If you’re looking for an end to the hot and humid weather pattern, the National Weather Service says models indicate that the passage of a cold front can happen between Thursday night into Friday morning with a brief respite from the blazing hot weather. However, looking at the weekend, the return of the ridge that is bringing the heat will guarantee another round of fair and hot weather with highs in the upper 80s to possibly getting into the 90s.

—Kentucky Today

Hepatitis cases reported Jefferson, other counties

Six cases of hepatitis from an unknown cause have been reported in Kentucky, in children between 8 months and 4 years old.

The cases, which are under investigation, have been reported in these counties: Jefferson, with two possible cases; Todd, Lyon, Bourbon and Meade, Sarah Ladd reports for the Louisville Courier Journal. 

Hepatitis is an inflammatory condition of the liver that is usually caused by a viral infection. The Centers for Disease Control and Prevention says it is not unusual for the cause of hepatitis in children to remain unknown, but a growing number of cases has prompted an investigation.

Nationally, health officials are looking into 274 potential cases of hepatitis with unknown origin in children in 39 states, according to the latest CDC data.

Health Commissioner Steven Stack said Thursday that while the cause is unknown, the cases are not related to the common causes of hepatitis or Covid-19 and could possibly be linked to the Type 41 adenovirus, which he described as a common virus that causes cold and flu-like symptoms.  He said two of Kentucky’s six cases have been linked to the adenovirus.

And while there is no cause for alarm at this time, Stack said. families with children who have yellow skin and eyes, vomiting and diarrhea and abnormal blood tests should seek medical care from a pediatric specialist in a timely fashion.

“This is not something for you to panic about, or to get excessively alarmed about but it is something for you to be careful about,” he said.

He added that while it’s important to get a diagnosis, there is no specific treatment for adenovirus and that severe cases could require hospitalization or ongoing evaluation from a pediatrician.

Stack said parents need to be aware that these are illnesses that can spread through the respiratory system or through body fluids and to take precautions.

“So for parents right now, the important thing is to constantly educate and train children to wash your hands, cover your cough, and make sure they’re vaccinated for all preventable diseases through the pediatricians office or the health department. And just to pay careful attention their child,” he said.

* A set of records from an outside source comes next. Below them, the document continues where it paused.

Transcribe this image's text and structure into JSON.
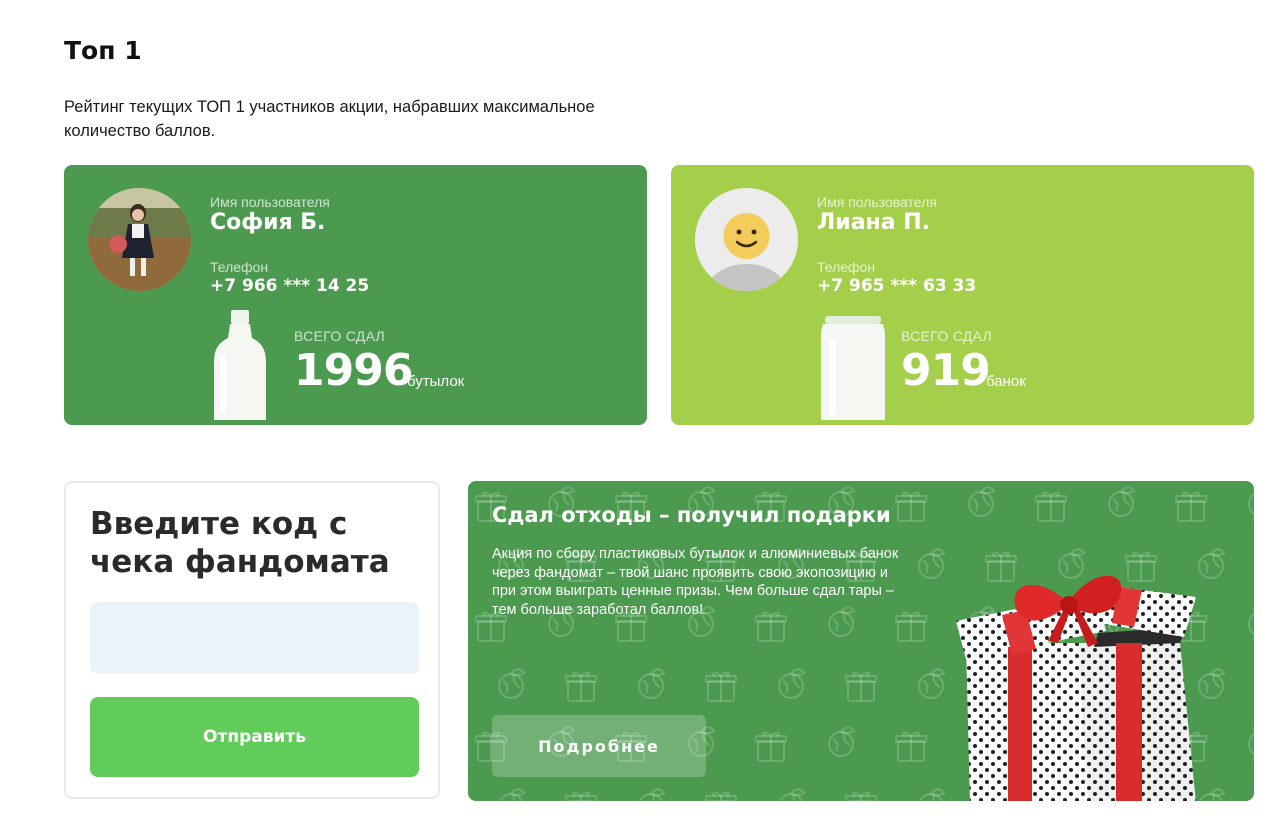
{
  "page": {
    "title": "Топ 1",
    "subtitle": "Рейтинг текущих ТОП 1 участников акции, набравших максимальное количество баллов."
  },
  "leaders": [
    {
      "user_label": "Имя пользователя",
      "name": "София Б.",
      "phone_label": "Телефон",
      "phone": "+7 966 *** 14 25",
      "total_label": "ВСЕГО СДАЛ",
      "total": "1996",
      "unit": "бутылок",
      "card_color": "#4c9a50",
      "avatar": "photo",
      "container_icon": "bottle-icon"
    },
    {
      "user_label": "Имя пользователя",
      "name": "Лиана П.",
      "phone_label": "Телефон",
      "phone": "+7 965 *** 63 33",
      "total_label": "ВСЕГО СДАЛ",
      "total": "919",
      "unit": "банок",
      "card_color": "#a4cf4b",
      "avatar": "smiley-placeholder",
      "container_icon": "can-icon"
    }
  ],
  "code_form": {
    "title": "Введите код с чека фандомата",
    "input_value": "",
    "input_placeholder": "",
    "submit_label": "Отправить",
    "submit_color": "#62cc5a",
    "input_bg": "#e9f4f9"
  },
  "promo": {
    "title": "Сдал отходы – получил подарки",
    "text": "Акция по сбору пластиковых бутылок и алюминиевых банок через фандомат – твой шанс проявить свою экопозицию и при этом выиграть ценные призы. Чем больше сдал тары – тем больше заработал баллов!",
    "button_label": "Подробнее",
    "background_color": "#4c9a50",
    "pattern_icons": [
      "gift-icon",
      "earth-leaf-icon"
    ],
    "image": "gift-box-icon"
  }
}
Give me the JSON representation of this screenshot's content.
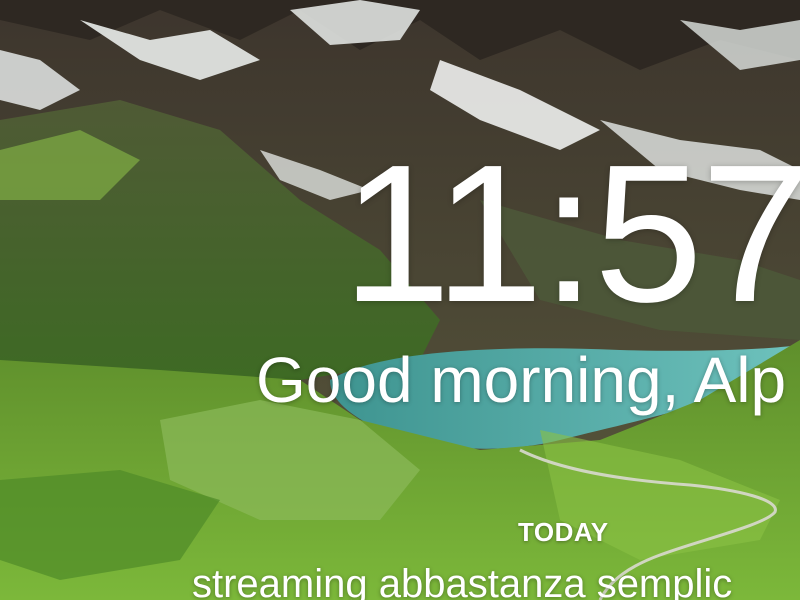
{
  "background": {
    "scene": "alpine-lake-mountains",
    "colors": {
      "sky_rock": "#4a4137",
      "snow": "#eef0ee",
      "lake": "#4fa8a4",
      "grass": "#6fa332",
      "grass_dark": "#3f6b22"
    }
  },
  "clock": {
    "time": "11:57"
  },
  "greeting": {
    "text": "Good morning, Alp"
  },
  "focus": {
    "label": "TODAY",
    "text": "streaming abbastanza semplic"
  }
}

There have been 650 probable cases of hepatitis with unknown cause in children in 33 nations between April 5 and May 26 and at least 38 of them needed liver transplants and nine of them died, according to the World Health Organization.

Stack said none of the six children in Kentucky with this condition have needed liver transplants.

—Kentucky Health News